How to fight the GOP health care bill’s ‘death spiral’
The Senate passed a sweeping package of Republican bills on Thursday that would reshape how Americans pay for health care, and they’re already being pushed through in an effort to secure support for their final bill in the GOP-led chamber.
But the bills aren’t likely to reach President Donald Trump’s desk, where he will likely sign them into law.
Instead, they’ll move through the House of Representatives and are expected to pass the Senate with support from Democrats.
The two chambers are expected soon to hold a conference committee, where Republicans will attempt to hash out their differences and hash out a final bill.
Trump has repeatedly said he will veto the bills.
House Speaker Paul Ryan (R-Wis.) is expected to announce his own deal, which could be the same as the Senate’s.
But Republicans say they want to avoid a “death spiral” of more GOP defections.
Trump and Ryan will likely have to reconcile their differences over how to advance the bill in order to have a chance of passing it.
Trump’s initial plan was to pass a bill in March, but he has since said he wants to wait until he has the votes.
Republicans have struggled to pass health care legislation in recent years, which has cost billions of dollars and created chaos in the insurance markets.
The House passed the GOP’s latest bill last week, and Senate Democrats are expected this week to introduce a bill that could be significantly different from the House’s.
The Senate’s bill would allow insurers to offer plans across state lines.

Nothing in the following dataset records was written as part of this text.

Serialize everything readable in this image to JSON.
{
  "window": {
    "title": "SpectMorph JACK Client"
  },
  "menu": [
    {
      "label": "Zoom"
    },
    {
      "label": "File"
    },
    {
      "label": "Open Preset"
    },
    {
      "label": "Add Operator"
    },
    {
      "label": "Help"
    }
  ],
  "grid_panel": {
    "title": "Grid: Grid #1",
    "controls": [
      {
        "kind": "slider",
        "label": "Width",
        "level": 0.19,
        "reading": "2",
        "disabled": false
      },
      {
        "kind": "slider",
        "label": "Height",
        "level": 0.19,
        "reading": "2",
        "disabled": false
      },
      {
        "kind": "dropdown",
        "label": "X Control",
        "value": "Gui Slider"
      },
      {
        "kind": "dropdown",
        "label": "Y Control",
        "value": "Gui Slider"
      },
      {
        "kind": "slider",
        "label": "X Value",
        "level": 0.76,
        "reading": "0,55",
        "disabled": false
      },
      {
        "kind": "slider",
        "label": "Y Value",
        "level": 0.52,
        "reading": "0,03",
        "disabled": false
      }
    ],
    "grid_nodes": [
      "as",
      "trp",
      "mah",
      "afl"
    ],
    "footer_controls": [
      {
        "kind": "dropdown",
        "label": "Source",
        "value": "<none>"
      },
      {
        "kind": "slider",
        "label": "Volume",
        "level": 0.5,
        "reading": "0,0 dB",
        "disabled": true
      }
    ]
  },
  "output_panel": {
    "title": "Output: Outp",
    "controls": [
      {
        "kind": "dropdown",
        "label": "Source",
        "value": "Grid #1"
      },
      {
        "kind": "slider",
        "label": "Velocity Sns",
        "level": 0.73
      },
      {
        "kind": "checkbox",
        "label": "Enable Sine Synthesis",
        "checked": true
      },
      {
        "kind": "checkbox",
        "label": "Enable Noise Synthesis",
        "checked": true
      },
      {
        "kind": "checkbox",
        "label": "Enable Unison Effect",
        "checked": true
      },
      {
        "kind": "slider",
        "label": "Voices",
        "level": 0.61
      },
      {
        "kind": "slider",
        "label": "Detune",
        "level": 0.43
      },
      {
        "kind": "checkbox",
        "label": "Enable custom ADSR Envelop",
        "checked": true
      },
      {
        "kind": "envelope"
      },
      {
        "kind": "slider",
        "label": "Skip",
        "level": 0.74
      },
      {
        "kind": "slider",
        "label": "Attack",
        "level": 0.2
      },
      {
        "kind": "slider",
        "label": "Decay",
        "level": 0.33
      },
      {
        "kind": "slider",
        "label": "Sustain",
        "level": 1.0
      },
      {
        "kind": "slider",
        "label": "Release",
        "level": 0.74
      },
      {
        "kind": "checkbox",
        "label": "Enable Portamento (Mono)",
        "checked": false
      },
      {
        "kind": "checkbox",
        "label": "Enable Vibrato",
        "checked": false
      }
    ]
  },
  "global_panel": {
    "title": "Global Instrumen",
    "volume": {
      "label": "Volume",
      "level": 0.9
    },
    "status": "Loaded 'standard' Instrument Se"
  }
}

This means insurers could offer plans to individuals across the country, or it could allow insurers in every state to offer policies.